For a good employee and a good boss, I think it’s important to have good listening skills. It takes good communication to have healthy work life relationships and often people just don’t listen to what people are saying. An employee will have valuable information about the project they have first-hand experience with if you just take the time to hear them out and visa-versa. I think many times in creative industries there’s a dangerously large divide between management and production.
What do you think makes a person hirable?
Someone once told me always show up on time and be in a good mood… I think if you have these covered almost any other skill can be taught on the job.
What are things you can do proactively boost your CV?
Edit and focus the CV for the position you’re applying for. As someone who has worked in a huge range of roles, it can seem scattered and overwhelming to list everything in one CV. My unrelated jobs can always come up as interesting antidotes during a more casual interview conversation.
In your experience, what are things to do and things to avoid during an interview?
I found that in the past I’d spend most of an interview selling myself and didn’t take the time to learn more about the position and if it was a really good fit for me. I was too concerned with approval and not about long-term job placement- now I think I view an interview more holistically which has been very helpful.
What is the best exhibition you have seen in the last year?
I really enjoyed the Mathew Barney show at the Yale University Art Gallery.

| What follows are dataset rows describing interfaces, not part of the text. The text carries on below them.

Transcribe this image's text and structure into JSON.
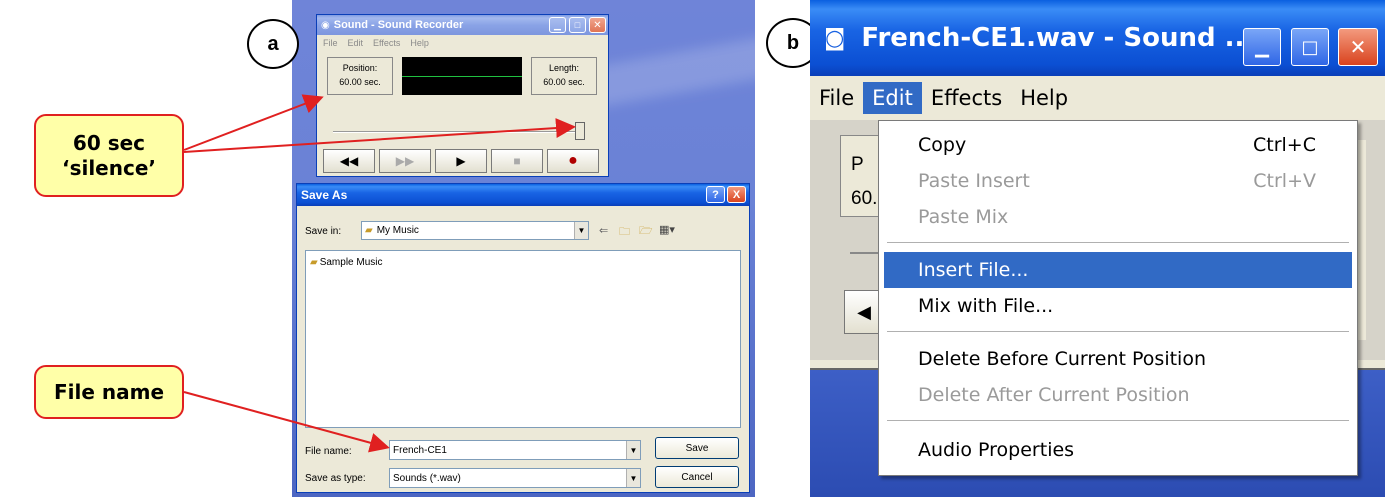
{
  "labels": {
    "a": "a",
    "b": "b"
  },
  "callouts": {
    "silence": "60 sec\n‘silence’",
    "filename": "File name"
  },
  "recorder": {
    "title": "Sound - Sound Recorder",
    "menu": [
      "File",
      "Edit",
      "Effects",
      "Help"
    ],
    "position_label": "Position:",
    "position_value": "60.00 sec.",
    "length_label": "Length:",
    "length_value": "60.00 sec.",
    "transport": [
      "◀◀",
      "▶▶",
      "▶",
      "■",
      "●"
    ]
  },
  "saveas": {
    "title": "Save As",
    "save_in_label": "Save in:",
    "save_in_value": "My Music",
    "items": [
      "Sample Music"
    ],
    "file_name_label": "File name:",
    "file_name_value": "French-CE1",
    "save_type_label": "Save as type:",
    "save_type_value": "Sounds (*.wav)",
    "save_button": "Save",
    "cancel_button": "Cancel",
    "help_button": "?",
    "close_button": "X"
  },
  "right": {
    "title": "French-CE1.wav - Sound ...",
    "menu": [
      "File",
      "Edit",
      "Effects",
      "Help"
    ],
    "behind_label_1": "P",
    "behind_label_2": "60.",
    "edit_menu": [
      {
        "label": "Copy",
        "shortcut": "Ctrl+C",
        "state": "enabled"
      },
      {
        "label": "Paste Insert",
        "shortcut": "Ctrl+V",
        "state": "disabled"
      },
      {
        "label": "Paste Mix",
        "shortcut": "",
        "state": "disabled"
      },
      {
        "label": "Insert File...",
        "shortcut": "",
        "state": "highlighted"
      },
      {
        "label": "Mix with File...",
        "shortcut": "",
        "state": "enabled"
      },
      {
        "label": "Delete Before Current Position",
        "shortcut": "",
        "state": "enabled"
      },
      {
        "label": "Delete After Current Position",
        "shortcut": "",
        "state": "disabled"
      },
      {
        "label": "Audio Properties",
        "shortcut": "",
        "state": "enabled"
      }
    ]
  },
  "colors": {
    "callout_fill": "#ffffa8",
    "callout_border": "#e02020",
    "arrow": "#e02020",
    "xp_title": "#0b4fd3",
    "menu_highlight": "#316ac5"
  }
}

If you could own a work by 5 different artists, who would be in your collection?
Barbara Chase-Riboud, Louise Nevelson, John Divola, Kristine Potter, and Genesis Belanger.